The incidence of sclerotinia stem rot in Saskatchewan oilseed crops was up in 2016, said Matthew Bernard, Saskatchewan provincial oilseed crops specialist. Bernard presented the results of the Saskatchewan Ministry of Agriculture’s 2016 canola disease survey at Oilseed Producer Meetings around the province in mid-November.
In Weyburn, Bernard told oilseed growers, “there were 224 canola crops surveyed.” These 224 fields were spread across the province. Surveyors approached every canola field the same way: they stopped at five points in a “W” pattern throughout the field. At each of these five points they selected 20 plants for testing. This made a total of 100 plants per field, or a total of 22,400 canola plants tested altogether.
This annual survey documents the prevalence, incidence and severity of each disease. Prevalence, Bernard explained, is “how many of those fields surveyed had the disease.” Incidence measures “how many of the individual plants, of those surveyed, were infected.” The severity rating measures “the extent of potential yield loss in the plant.” So, a disease may be “prevalent” in a field, but with a low “incidence,” meaning that only a few of the 100 plants surveyed in the field were infected with the disease.
In 2016, 92 per cent of the 224 crops surveyed in Saskatchewan had at least trace levels of sclerotinia stem rot. This is higher than last year (66 per cent) and the year before (17 per cent in 2014).
The incidence was also higher — an average of 26 per cent of plants in infected fields were infected with sclerotinia stem rot. Last year, surveyors found only 11 per cent infected; 18 per cent were infected in 2014. “Incidence is very dependent on the environment,” Bernard says. Wetter conditions in 2016 are evident in these results.
Surveyors rated sclerotinia damage using the standard scale of one to five, with a five rating being the most seriously infected. A one rating indicates minimal potential for yield loss; a three rating signals a 50 per cent yield loss.
In 2016, sclerotinia was most prevalent in west central Saskatchewan, where it was found in all surveyed fields, “but it was most severe in east central. You see the higher severity rating there,” Bernard said.
Including fields where there were no infected plants, the province-wide average incidence of sclerotinia was estimated at 24 per cent for 2016. Based on this estimate, Saskatchewan’s Ministry of Agriculture estimates Saskatchewan’s yield loss to sclerotinia at roughly 12 per cent. “With sclerotinia, as a general rule of thumb, to predict potential yield loss, for every one per cent of incidence, you can predict a 0.5 per cent yield loss,” Bernard said.
“Blackleg was prevalent in 61 per cent of the crops surveyed,” Bernard told participants at the Weyburn meeting. That compares to 59 per cent in 2015 and 55 per cent in 2014.

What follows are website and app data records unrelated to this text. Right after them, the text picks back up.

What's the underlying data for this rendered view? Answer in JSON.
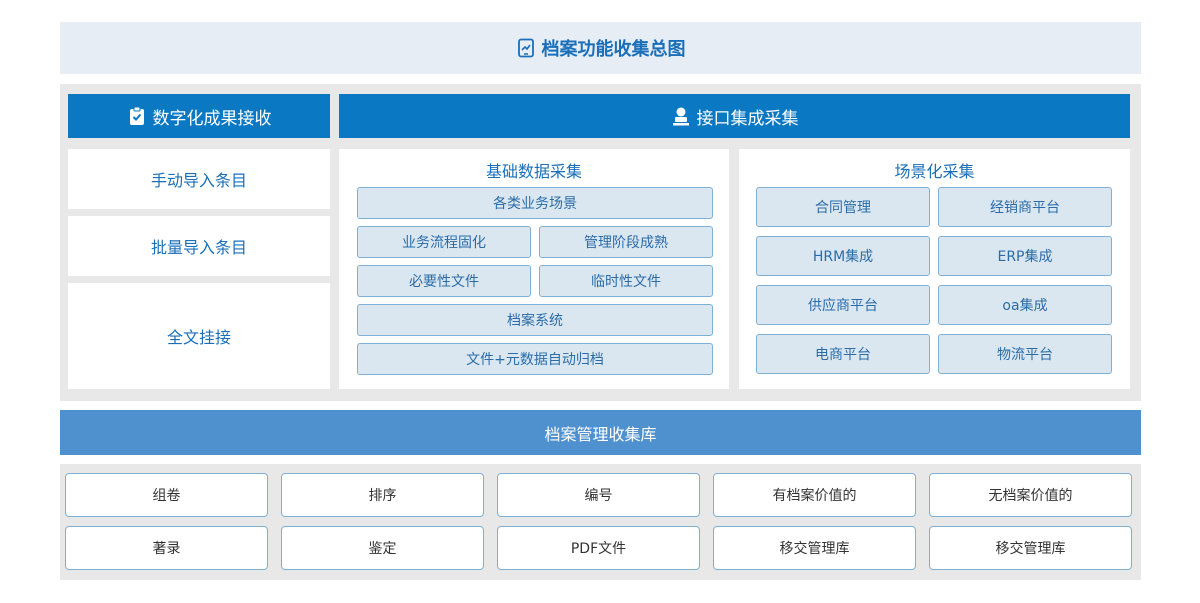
{
  "title": "档案功能收集总图",
  "left_header": "数字化成果接收",
  "right_header": "接口集成采集",
  "left_items": [
    "手动导入条目",
    "批量导入条目",
    "全文挂接"
  ],
  "basic": {
    "title": "基础数据采集",
    "items": [
      "各类业务场景",
      "业务流程固化",
      "管理阶段成熟",
      "必要性文件",
      "临时性文件",
      "档案系统",
      "文件+元数据自动归档"
    ]
  },
  "scene": {
    "title": "场景化采集",
    "items": [
      "合同管理",
      "经销商平台",
      "HRM集成",
      "ERP集成",
      "供应商平台",
      "oa集成",
      "电商平台",
      "物流平台"
    ]
  },
  "library_bar": "档案管理收集库",
  "bottom_items": [
    "组卷",
    "排序",
    "编号",
    "有档案价值的",
    "无档案价值的",
    "著录",
    "鉴定",
    "PDF文件",
    "移交管理库",
    "移交管理库"
  ],
  "colors": {
    "primary": "#0a78c2",
    "accent_text": "#1a6fb8",
    "library_bar": "#4f91cf",
    "cell_bg": "#dbe7f0",
    "cell_border": "#7fb0d6"
  },
  "icons": {
    "title": "tablet-chart-icon",
    "left_header": "clipboard-check-icon",
    "right_header": "user-stamp-icon"
  }
}
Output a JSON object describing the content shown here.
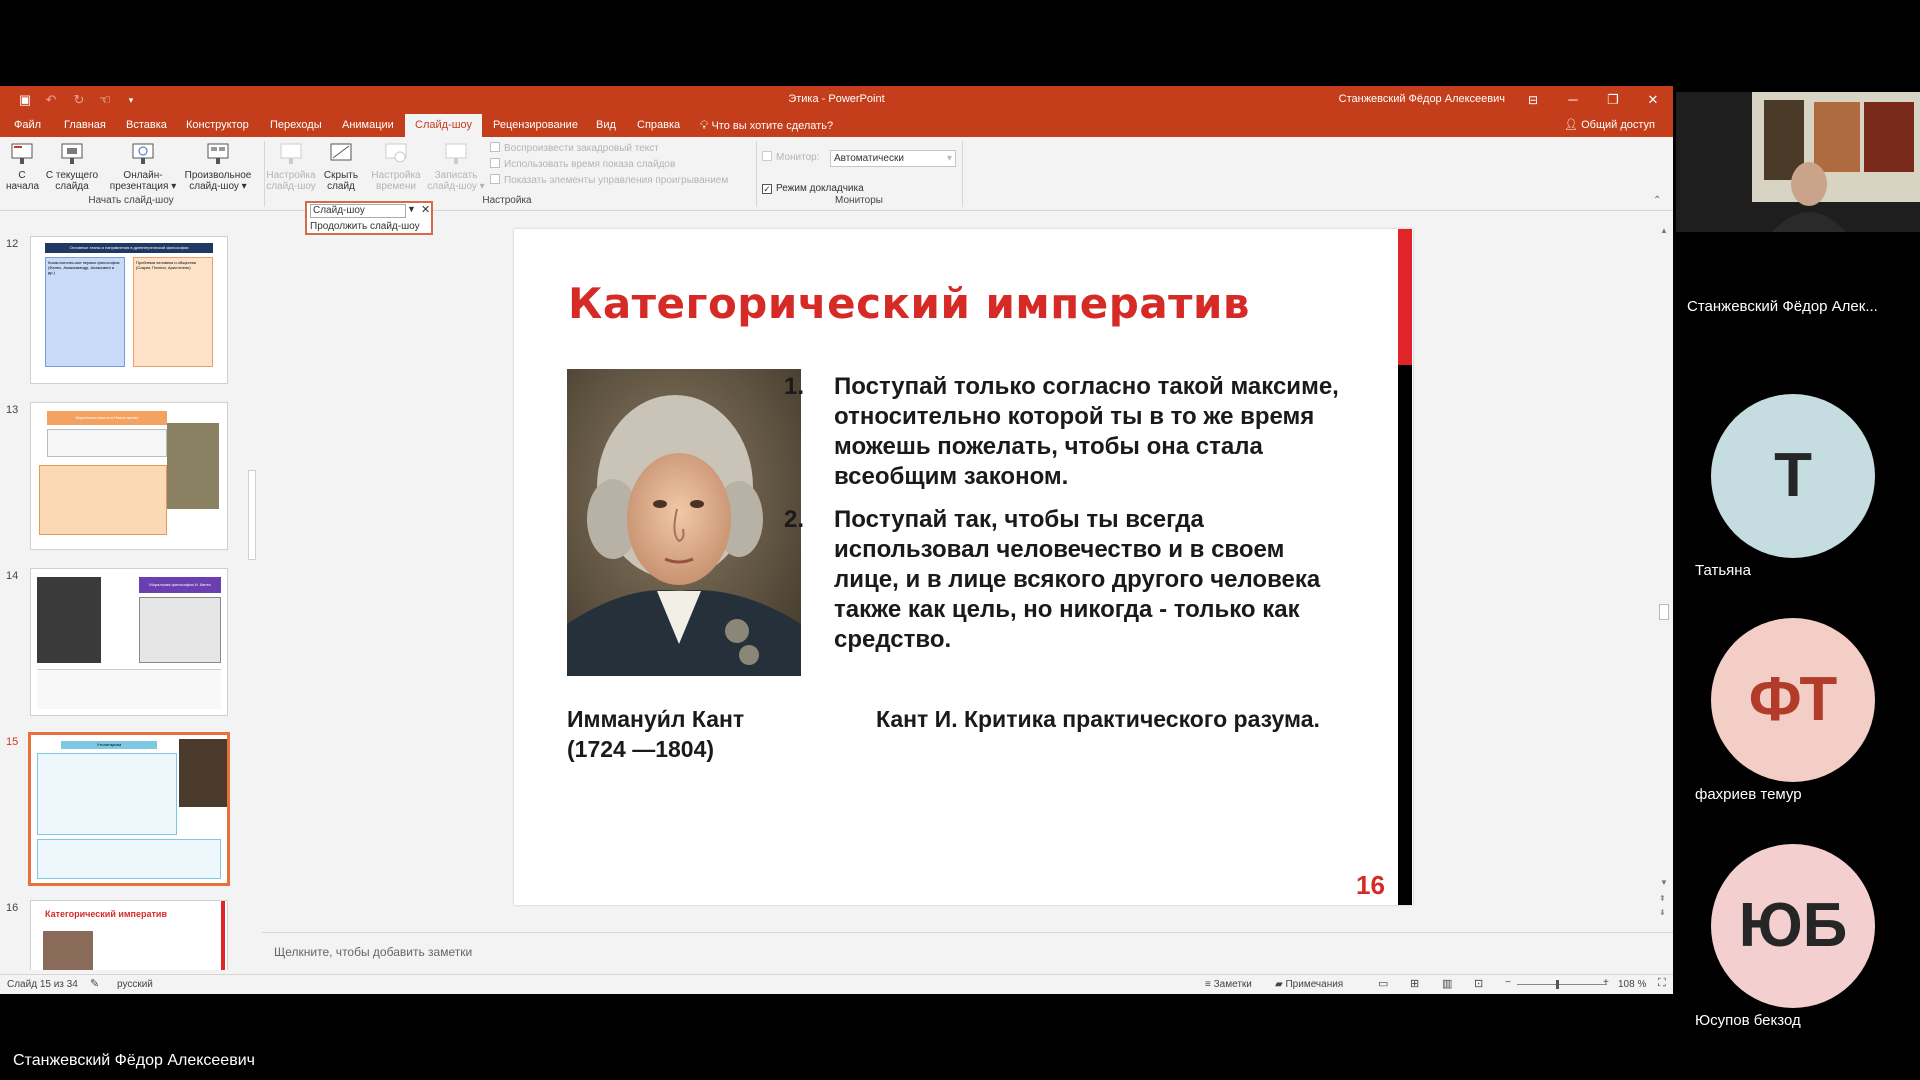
{
  "window": {
    "app_title": "Этика - PowerPoint",
    "user_name": "Станжевский Фёдор Алексеевич",
    "controls": {
      "minimize": "─",
      "restore": "❐",
      "close": "✕"
    }
  },
  "menu": {
    "tabs": [
      "Файл",
      "Главная",
      "Вставка",
      "Конструктор",
      "Переходы",
      "Анимации",
      "Слайд-шоу",
      "Рецензирование",
      "Вид",
      "Справка"
    ],
    "active_tab": "Слайд-шоу",
    "tell_me": "Что вы хотите сделать?",
    "share": "Общий доступ"
  },
  "ribbon": {
    "start_group": {
      "label": "Начать слайд-шоу",
      "from_start": [
        "С",
        "начала"
      ],
      "from_current": [
        "С текущего",
        "слайда"
      ],
      "online": [
        "Онлайн-",
        "презентация ▾"
      ],
      "custom": [
        "Произвольное",
        "слайд-шоу ▾"
      ]
    },
    "setup_group": {
      "label": "Настройка",
      "setup": [
        "Настройка",
        "слайд-шоу"
      ],
      "hide": [
        "Скрыть",
        "слайд"
      ],
      "rehearse": [
        "Настройка",
        "времени"
      ],
      "record": [
        "Записать",
        "слайд-шоу ▾"
      ],
      "play_narrations": "Воспроизвести закадровый текст",
      "use_timings": "Использовать время показа слайдов",
      "show_media_controls": "Показать элементы управления проигрыванием"
    },
    "monitors_group": {
      "label": "Мониторы",
      "monitor_label": "Монитор:",
      "monitor_value": "Автоматически",
      "presenter_view": "Режим докладчика"
    }
  },
  "popup": {
    "title": "Слайд-шоу",
    "item": "Продолжить слайд-шоу"
  },
  "thumbnails": {
    "numbers": [
      "12",
      "13",
      "14",
      "15",
      "16"
    ],
    "selected": "15",
    "slide12": {
      "header": "Основные этапы и направления в древнегреческой философии",
      "col_left": [
        "Космологичес-кие первых философов",
        "(Фалес, Анаксимандр, Анаксимен и др.)"
      ],
      "col_right": [
        "Проблема человека и общества",
        "(Сократ, Платон, Аристотель)"
      ]
    },
    "slide13_header": "Моральная мысль в Новое время",
    "slide14_header": "Моральная философия И. Канта",
    "slide15_header": "Утилитаризм",
    "slide16_header": "Категорический императив"
  },
  "slide": {
    "title": "Категорический императив",
    "rules": [
      {
        "num": "1.",
        "text": "Поступай только согласно такой максиме, относительно которой ты в то же время можешь пожелать, чтобы она стала всеобщим законом."
      },
      {
        "num": "2.",
        "text": "Поступай так, чтобы ты всегда использовал человечество и в своем лице, и в лице всякого другого человека также как цель, но никогда - только как средство."
      }
    ],
    "author_name": "Иммануи́л Кант",
    "author_years": "(1724 —1804)",
    "source": "Кант И. Критика практического разума.",
    "page_number": "16",
    "colors": {
      "title": "#d62a26",
      "bar_red": "#e0242a",
      "bar_black": "#000000"
    }
  },
  "notes_placeholder": "Щелкните, чтобы добавить заметки",
  "status": {
    "slide_counter": "Слайд 15 из 34",
    "language": "русский",
    "notes_btn": "Заметки",
    "comments_btn": "Примечания",
    "zoom": "108 %"
  },
  "participants": [
    {
      "name": "Станжевский Фёдор Алек...",
      "type": "video"
    },
    {
      "name": "Татьяна",
      "initials": "Т",
      "color": "#c5dde0"
    },
    {
      "name": "фахриев темур",
      "initials": "ФТ",
      "color": "#f3cec6",
      "initials_color": "#b33b2a"
    },
    {
      "name": "Юсупов бекзод",
      "initials": "ЮБ",
      "color": "#f3cfcf"
    }
  ],
  "presenter_label": "Станжевский Фёдор Алексеевич"
}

While the disease was prevalent in more than half of surveyed fields, the average incidence of disease was only 12 per cent, meaning that, on average, where blackleg was found in the a field, only 12 of the 100 tested plants were infected. This is slightly lower than the last two years when the incidence of blackleg has been 15 per cent.
“Blackleg was most prevalent in the northwest, whereas it was most severe in east central.”
Blackleg severity is rated on a scale of zero to five. “Right before swathing, the plant will be clipped off just above the soil,” Bernard said. The clipped stems are inspected for apparent diseased tissue and rated “based on the relative amount of infected tissue in that cross section.”
Surveyors took soil samples at the entrance of each of the 224 fields, the area where soil is most likely to be contaminated. Those samples are being tested for clubroot DNA. Results are not back yet. No clubroot was found through this survey in Saskatchewan in 2015 or 2014.